» **RECORDS SUPPLIED**:
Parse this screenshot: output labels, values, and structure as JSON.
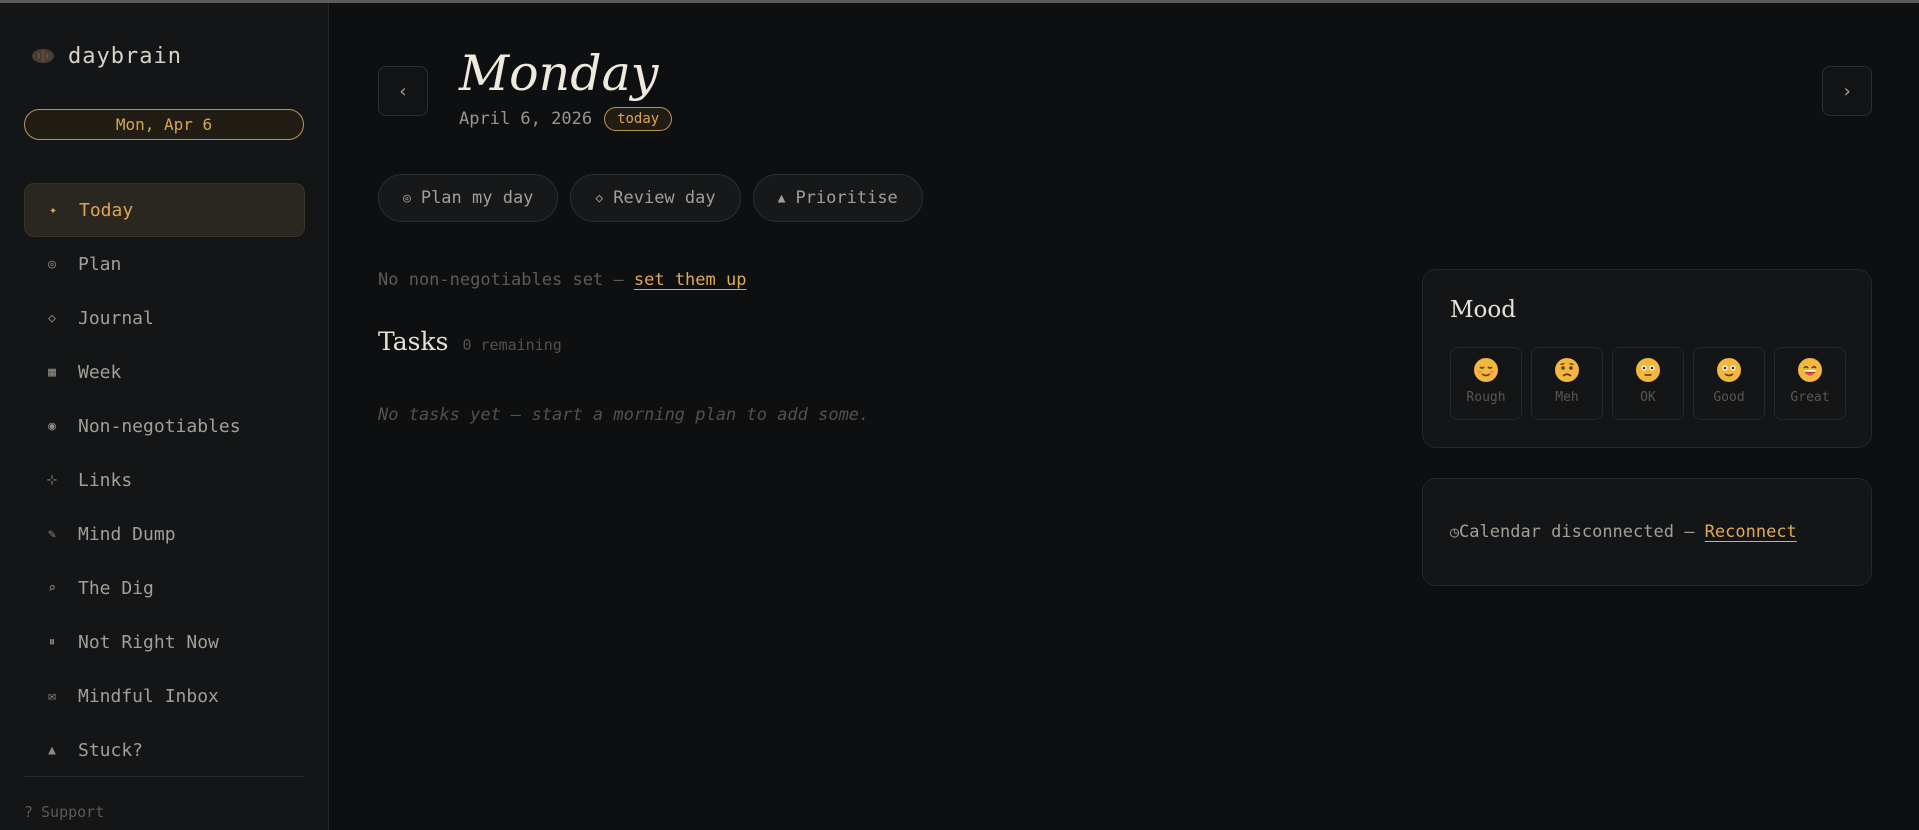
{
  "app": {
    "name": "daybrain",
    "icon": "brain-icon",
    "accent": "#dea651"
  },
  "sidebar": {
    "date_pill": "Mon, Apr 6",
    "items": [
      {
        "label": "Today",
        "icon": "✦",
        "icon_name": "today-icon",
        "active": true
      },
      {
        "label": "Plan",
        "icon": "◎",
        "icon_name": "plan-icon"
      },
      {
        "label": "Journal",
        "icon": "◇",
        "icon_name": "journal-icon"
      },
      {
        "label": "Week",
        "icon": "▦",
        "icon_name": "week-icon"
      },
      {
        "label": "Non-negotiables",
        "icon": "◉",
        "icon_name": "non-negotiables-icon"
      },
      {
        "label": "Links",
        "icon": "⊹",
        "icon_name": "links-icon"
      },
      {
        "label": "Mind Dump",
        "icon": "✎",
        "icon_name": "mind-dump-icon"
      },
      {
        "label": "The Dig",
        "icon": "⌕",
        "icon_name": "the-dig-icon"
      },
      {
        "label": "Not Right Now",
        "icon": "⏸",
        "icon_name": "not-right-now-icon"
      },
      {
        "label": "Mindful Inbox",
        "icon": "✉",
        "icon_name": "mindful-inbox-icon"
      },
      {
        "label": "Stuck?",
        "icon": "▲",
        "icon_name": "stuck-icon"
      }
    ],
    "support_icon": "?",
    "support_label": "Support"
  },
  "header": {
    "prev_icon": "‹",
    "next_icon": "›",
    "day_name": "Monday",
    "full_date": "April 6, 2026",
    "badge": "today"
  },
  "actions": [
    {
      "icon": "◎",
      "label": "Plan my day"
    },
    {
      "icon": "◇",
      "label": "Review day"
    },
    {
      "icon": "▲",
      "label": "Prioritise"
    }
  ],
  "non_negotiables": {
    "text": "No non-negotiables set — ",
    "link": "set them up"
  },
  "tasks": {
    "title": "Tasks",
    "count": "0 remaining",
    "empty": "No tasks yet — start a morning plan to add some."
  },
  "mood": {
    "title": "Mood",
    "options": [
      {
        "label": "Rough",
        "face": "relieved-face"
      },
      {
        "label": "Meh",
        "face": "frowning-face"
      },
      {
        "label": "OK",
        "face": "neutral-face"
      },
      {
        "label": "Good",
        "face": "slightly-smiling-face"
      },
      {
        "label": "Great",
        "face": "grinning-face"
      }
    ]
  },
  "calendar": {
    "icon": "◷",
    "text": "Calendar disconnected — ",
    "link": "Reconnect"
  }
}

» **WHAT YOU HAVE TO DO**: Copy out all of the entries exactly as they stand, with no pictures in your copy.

» **TASK OUTPUT**:
Parse this screenshot: output labels, values, and structure as JSON.
{
  "app": {
    "name": "daybrain",
    "icon": "brain-icon",
    "accent": "#dea651"
  },
  "sidebar": {
    "date_pill": "Mon, Apr 6",
    "items": [
      {
        "label": "Today",
        "icon": "✦",
        "icon_name": "today-icon",
        "active": true
      },
      {
        "label": "Plan",
        "icon": "◎",
        "icon_name": "plan-icon"
      },
      {
        "label": "Journal",
        "icon": "◇",
        "icon_name": "journal-icon"
      },
      {
        "label": "Week",
        "icon": "▦",
        "icon_name": "week-icon"
      },
      {
        "label": "Non-negotiables",
        "icon": "◉",
        "icon_name": "non-negotiables-icon"
      },
      {
        "label": "Links",
        "icon": "⊹",
        "icon_name": "links-icon"
      },
      {
        "label": "Mind Dump",
        "icon": "✎",
        "icon_name": "mind-dump-icon"
      },
      {
        "label": "The Dig",
        "icon": "⌕",
        "icon_name": "the-dig-icon"
      },
      {
        "label": "Not Right Now",
        "icon": "⏸",
        "icon_name": "not-right-now-icon"
      },
      {
        "label": "Mindful Inbox",
        "icon": "✉",
        "icon_name": "mindful-inbox-icon"
      },
      {
        "label": "Stuck?",
        "icon": "▲",
        "icon_name": "stuck-icon"
      }
    ],
    "support_icon": "?",
    "support_label": "Support"
  },
  "header": {
    "prev_icon": "‹",
    "next_icon": "›",
    "day_name": "Monday",
    "full_date": "April 6, 2026",
    "badge": "today"
  },
  "actions": [
    {
      "icon": "◎",
      "label": "Plan my day"
    },
    {
      "icon": "◇",
      "label": "Review day"
    },
    {
      "icon": "▲",
      "label": "Prioritise"
    }
  ],
  "non_negotiables": {
    "text": "No non-negotiables set — ",
    "link": "set them up"
  },
  "tasks": {
    "title": "Tasks",
    "count": "0 remaining",
    "empty": "No tasks yet — start a morning plan to add some."
  },
  "mood": {
    "title": "Mood",
    "options": [
      {
        "label": "Rough",
        "face": "relieved-face"
      },
      {
        "label": "Meh",
        "face": "frowning-face"
      },
      {
        "label": "OK",
        "face": "neutral-face"
      },
      {
        "label": "Good",
        "face": "slightly-smiling-face"
      },
      {
        "label": "Great",
        "face": "grinning-face"
      }
    ]
  },
  "calendar": {
    "icon": "◷",
    "text": "Calendar disconnected — ",
    "link": "Reconnect"
  }
}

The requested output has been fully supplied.